### [ACTIVITY]
Count the lines that contain the string "name" in the records beneath, and respond with the number only.
==============================
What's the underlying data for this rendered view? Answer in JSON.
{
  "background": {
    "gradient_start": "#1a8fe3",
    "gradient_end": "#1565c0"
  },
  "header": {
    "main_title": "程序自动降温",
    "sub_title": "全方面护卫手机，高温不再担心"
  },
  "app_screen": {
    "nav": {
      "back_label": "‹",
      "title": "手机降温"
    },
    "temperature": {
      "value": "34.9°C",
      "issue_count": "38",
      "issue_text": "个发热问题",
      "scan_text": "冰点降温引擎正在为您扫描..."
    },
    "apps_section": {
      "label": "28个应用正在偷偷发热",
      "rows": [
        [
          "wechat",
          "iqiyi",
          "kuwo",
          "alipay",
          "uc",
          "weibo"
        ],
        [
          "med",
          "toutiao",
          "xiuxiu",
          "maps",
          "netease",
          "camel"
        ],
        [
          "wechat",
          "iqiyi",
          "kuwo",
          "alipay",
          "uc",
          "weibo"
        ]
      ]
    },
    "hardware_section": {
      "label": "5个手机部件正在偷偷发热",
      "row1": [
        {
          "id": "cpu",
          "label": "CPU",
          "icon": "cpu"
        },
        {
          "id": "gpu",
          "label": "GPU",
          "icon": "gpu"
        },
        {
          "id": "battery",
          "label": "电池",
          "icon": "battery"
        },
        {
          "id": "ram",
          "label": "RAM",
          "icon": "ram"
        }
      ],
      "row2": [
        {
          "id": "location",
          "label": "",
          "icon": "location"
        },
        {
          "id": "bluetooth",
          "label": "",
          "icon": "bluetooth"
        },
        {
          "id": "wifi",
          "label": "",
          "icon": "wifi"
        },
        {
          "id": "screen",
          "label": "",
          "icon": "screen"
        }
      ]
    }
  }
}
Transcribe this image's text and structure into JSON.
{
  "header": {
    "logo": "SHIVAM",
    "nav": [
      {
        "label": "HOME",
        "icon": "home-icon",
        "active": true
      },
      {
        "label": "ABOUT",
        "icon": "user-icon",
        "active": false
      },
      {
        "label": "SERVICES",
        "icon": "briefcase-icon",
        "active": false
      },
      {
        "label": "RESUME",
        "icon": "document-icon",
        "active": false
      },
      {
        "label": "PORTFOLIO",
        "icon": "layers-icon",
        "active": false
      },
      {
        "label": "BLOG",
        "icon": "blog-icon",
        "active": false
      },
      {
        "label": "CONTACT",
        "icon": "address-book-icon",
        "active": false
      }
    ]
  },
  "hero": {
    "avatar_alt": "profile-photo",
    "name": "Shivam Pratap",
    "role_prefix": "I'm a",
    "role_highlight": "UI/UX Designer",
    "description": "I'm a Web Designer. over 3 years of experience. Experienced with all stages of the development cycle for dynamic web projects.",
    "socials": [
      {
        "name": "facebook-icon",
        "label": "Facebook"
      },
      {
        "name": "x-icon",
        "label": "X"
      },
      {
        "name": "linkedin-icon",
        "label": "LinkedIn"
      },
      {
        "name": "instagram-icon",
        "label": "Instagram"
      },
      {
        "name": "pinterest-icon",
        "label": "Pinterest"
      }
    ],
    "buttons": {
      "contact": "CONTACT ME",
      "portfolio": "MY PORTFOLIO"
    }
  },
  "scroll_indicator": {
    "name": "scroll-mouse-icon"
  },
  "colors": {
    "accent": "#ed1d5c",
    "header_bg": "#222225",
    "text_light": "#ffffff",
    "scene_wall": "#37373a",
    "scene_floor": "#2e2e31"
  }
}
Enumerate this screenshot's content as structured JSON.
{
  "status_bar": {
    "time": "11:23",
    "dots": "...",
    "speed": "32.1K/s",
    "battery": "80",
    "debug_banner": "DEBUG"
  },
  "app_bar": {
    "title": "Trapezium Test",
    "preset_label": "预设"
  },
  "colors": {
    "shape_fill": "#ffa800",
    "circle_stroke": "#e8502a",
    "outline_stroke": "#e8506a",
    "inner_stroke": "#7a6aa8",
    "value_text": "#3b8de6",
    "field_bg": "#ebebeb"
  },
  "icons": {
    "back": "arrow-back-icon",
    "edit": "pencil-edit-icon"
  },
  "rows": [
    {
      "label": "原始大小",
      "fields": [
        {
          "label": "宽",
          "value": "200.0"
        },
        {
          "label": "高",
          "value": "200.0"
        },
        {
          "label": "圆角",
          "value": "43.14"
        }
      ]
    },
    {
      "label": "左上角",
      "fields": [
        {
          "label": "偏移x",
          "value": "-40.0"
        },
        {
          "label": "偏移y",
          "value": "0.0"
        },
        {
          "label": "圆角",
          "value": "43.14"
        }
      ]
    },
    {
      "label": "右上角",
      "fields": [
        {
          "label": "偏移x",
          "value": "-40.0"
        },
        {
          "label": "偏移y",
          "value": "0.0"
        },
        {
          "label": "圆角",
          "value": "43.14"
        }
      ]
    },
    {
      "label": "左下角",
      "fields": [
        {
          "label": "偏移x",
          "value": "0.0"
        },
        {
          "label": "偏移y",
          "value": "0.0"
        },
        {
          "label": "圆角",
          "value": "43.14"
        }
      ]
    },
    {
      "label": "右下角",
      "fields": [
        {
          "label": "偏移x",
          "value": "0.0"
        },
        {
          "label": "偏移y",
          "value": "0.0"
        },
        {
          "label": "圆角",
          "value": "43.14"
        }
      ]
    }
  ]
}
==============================
### [OUTPUT]
7